◆ **EXERCISE**: The lines to copy are those in the records below that hold the word "sugar".

◆ **SUPPLIED RECORDS**:
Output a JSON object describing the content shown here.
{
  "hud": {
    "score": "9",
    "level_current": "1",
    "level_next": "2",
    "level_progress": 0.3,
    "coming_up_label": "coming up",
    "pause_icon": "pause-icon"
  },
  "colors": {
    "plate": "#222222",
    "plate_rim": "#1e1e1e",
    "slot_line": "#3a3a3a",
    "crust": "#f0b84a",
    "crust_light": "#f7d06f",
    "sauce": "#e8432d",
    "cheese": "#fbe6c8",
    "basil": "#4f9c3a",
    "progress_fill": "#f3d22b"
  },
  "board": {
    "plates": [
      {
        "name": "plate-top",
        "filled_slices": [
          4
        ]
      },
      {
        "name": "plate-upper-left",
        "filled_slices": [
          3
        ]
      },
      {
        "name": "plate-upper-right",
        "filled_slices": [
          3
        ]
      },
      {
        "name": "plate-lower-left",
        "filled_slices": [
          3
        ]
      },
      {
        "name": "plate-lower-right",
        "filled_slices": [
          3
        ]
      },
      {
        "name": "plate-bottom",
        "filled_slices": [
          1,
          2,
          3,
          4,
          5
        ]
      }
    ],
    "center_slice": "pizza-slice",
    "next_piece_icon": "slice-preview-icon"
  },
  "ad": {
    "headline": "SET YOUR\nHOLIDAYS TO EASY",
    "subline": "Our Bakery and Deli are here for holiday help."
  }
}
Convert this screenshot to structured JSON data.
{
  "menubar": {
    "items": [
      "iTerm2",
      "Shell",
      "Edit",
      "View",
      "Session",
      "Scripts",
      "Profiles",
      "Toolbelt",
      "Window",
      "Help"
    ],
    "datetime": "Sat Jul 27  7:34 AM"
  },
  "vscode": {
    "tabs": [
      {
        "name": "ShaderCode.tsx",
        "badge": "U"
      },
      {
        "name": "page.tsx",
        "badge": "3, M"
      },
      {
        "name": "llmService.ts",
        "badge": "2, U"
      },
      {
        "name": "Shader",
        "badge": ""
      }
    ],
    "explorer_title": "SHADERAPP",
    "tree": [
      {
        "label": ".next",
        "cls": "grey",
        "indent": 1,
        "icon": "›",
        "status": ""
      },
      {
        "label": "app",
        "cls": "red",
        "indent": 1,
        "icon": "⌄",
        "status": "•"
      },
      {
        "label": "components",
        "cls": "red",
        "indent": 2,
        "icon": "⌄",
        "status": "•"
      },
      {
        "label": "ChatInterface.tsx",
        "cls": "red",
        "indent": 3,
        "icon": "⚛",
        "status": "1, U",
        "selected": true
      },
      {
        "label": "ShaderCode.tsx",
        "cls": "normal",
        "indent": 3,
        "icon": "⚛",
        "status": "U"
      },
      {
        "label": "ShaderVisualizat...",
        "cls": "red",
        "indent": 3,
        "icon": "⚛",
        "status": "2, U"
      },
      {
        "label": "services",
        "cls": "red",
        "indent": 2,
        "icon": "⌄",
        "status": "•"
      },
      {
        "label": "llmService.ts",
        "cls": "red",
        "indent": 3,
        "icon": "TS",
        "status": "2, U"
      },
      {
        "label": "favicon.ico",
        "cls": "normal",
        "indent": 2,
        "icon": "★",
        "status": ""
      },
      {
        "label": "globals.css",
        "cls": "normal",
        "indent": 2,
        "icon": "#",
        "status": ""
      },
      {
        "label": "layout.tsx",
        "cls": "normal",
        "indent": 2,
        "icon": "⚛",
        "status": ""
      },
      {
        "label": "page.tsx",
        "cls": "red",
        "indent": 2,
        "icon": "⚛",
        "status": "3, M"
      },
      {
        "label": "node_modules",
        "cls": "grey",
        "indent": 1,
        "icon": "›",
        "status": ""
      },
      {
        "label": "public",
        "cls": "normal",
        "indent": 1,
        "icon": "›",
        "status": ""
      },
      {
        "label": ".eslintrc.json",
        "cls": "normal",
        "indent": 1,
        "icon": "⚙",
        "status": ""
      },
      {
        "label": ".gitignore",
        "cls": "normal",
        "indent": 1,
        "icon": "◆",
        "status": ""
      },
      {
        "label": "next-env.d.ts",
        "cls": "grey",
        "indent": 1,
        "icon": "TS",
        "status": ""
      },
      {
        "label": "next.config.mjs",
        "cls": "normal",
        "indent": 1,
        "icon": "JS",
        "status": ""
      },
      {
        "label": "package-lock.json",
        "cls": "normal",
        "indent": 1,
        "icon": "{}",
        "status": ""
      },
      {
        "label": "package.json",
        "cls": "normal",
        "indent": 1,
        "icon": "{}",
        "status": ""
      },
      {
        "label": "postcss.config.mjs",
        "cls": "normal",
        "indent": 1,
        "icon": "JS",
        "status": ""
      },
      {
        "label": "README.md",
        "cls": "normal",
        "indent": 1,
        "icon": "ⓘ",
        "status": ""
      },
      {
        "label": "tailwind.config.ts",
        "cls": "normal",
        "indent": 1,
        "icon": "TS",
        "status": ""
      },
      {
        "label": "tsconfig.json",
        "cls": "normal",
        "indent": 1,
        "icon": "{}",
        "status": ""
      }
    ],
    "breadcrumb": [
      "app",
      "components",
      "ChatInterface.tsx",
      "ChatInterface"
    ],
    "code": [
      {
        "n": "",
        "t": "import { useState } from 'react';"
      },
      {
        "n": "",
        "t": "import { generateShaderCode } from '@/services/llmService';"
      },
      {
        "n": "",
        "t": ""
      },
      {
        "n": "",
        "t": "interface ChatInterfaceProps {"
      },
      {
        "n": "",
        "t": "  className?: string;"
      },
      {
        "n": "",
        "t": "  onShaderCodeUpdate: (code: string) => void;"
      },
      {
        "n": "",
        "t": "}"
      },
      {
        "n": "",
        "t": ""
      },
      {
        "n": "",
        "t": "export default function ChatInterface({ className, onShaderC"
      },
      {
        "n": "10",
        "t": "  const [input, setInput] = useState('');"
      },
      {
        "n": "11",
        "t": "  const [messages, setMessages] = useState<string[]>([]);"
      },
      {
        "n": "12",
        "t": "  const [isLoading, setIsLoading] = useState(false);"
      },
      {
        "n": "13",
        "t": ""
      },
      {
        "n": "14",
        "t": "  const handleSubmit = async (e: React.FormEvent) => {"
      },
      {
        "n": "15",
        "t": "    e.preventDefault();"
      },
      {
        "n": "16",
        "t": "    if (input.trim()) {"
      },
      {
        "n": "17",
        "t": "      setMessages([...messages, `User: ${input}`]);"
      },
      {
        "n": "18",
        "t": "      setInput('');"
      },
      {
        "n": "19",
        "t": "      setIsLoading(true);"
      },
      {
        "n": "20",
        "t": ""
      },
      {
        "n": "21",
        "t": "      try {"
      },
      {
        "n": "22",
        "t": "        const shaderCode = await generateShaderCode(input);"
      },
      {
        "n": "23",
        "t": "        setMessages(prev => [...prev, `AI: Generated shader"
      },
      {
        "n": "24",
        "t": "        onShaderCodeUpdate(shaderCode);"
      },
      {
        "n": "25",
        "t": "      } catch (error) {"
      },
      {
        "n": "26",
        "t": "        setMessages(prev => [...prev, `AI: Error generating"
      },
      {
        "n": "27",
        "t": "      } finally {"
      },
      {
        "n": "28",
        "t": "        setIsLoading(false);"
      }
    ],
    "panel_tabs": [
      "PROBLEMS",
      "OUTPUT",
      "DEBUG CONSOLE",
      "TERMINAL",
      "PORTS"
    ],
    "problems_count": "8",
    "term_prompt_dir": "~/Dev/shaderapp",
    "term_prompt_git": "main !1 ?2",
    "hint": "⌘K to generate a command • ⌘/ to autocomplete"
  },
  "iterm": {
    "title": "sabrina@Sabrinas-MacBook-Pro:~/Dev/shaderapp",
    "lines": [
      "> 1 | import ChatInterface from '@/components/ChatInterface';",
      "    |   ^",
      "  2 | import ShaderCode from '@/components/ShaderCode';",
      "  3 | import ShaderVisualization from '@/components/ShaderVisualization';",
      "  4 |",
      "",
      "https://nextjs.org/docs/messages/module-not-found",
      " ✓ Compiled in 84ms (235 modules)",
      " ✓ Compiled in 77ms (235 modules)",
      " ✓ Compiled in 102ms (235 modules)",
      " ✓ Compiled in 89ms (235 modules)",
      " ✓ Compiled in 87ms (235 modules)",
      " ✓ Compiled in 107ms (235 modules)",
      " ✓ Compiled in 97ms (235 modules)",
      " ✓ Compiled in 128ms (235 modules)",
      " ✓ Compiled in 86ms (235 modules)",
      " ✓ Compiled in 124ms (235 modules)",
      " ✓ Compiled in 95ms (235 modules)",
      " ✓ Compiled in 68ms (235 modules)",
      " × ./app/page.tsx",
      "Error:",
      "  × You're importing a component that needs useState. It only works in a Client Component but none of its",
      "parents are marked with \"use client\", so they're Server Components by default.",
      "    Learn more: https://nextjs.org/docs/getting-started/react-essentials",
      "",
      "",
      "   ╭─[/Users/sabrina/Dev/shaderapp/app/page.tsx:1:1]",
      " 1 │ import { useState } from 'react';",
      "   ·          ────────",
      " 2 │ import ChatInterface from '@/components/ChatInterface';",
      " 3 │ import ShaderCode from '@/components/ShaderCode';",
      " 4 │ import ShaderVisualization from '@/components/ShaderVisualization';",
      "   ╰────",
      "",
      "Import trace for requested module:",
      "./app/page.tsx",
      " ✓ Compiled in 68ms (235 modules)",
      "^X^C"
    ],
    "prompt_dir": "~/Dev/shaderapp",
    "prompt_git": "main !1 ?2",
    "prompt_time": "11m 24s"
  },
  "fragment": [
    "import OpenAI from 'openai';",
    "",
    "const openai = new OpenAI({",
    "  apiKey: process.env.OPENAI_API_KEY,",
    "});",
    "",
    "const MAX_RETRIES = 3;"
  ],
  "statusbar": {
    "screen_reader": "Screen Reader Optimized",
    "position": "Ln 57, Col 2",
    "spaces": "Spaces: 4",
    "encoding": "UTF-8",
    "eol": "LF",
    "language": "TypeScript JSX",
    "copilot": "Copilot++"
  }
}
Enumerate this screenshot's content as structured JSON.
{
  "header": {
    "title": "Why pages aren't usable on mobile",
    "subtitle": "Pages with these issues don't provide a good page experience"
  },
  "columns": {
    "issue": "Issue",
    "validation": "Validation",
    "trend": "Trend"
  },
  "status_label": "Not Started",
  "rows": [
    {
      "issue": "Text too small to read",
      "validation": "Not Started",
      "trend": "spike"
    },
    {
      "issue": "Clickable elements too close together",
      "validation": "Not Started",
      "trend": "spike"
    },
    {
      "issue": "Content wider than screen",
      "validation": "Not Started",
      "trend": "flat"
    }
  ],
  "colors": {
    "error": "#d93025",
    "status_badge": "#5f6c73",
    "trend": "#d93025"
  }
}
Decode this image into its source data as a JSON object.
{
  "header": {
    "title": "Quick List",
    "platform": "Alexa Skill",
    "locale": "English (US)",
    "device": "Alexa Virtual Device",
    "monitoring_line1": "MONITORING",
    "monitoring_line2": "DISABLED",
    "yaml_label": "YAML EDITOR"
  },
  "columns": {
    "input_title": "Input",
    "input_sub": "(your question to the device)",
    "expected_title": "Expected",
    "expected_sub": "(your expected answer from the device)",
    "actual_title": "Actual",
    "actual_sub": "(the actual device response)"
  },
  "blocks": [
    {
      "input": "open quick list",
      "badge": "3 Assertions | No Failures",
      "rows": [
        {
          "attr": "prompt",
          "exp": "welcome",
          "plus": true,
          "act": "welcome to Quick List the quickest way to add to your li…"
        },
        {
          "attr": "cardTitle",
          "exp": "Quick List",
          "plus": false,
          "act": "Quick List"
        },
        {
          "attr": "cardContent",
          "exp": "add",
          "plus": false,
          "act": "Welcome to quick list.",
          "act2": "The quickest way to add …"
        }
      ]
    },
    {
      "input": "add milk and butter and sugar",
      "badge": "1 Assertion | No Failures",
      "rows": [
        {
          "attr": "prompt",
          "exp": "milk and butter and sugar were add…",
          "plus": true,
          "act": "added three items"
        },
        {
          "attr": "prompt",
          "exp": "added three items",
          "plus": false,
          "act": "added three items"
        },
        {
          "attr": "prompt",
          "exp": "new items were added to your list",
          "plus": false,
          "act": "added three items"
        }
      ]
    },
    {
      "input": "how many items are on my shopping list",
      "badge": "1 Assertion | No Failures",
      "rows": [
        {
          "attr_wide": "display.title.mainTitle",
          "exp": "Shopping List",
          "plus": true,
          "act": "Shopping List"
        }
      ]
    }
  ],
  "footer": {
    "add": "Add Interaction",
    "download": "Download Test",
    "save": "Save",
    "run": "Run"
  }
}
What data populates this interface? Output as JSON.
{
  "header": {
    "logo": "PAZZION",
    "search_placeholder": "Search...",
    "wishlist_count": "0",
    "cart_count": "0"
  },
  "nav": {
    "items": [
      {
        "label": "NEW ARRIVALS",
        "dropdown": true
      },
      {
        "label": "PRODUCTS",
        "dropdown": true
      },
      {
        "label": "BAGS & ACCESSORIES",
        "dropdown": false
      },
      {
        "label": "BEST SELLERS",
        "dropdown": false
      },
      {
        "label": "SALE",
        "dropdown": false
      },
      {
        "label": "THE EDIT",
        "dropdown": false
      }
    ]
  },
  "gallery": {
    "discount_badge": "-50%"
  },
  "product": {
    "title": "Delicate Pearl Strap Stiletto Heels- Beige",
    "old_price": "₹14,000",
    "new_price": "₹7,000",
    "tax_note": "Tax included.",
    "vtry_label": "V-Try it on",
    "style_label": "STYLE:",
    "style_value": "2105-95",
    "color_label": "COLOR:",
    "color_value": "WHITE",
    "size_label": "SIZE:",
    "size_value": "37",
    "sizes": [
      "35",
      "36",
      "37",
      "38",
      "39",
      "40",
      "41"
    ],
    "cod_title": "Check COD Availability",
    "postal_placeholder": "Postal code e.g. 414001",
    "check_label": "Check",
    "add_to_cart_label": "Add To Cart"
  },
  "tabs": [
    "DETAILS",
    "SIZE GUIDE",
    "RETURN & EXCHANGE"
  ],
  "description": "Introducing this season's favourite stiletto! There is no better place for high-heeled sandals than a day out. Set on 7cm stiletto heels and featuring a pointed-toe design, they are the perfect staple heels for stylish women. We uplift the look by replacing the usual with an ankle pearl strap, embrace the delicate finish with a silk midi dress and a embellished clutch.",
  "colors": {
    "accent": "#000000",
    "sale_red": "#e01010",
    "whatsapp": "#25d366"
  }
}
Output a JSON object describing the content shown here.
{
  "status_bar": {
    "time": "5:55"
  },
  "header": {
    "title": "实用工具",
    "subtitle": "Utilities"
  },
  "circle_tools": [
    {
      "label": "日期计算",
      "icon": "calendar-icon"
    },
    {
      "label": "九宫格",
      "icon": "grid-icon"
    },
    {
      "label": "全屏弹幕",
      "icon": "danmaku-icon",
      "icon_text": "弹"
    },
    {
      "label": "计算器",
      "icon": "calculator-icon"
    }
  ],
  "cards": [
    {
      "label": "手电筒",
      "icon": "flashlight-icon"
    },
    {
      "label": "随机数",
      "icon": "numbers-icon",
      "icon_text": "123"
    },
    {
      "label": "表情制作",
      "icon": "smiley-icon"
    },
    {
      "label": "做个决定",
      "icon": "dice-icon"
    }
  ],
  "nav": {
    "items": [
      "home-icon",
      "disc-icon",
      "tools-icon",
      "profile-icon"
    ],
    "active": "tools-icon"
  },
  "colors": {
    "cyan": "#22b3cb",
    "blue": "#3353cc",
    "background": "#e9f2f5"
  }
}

◆ **WRITTEN RESPONSE**:
      "input": "add milk and butter and sugar",
          "exp": "milk and butter and sugar were add…",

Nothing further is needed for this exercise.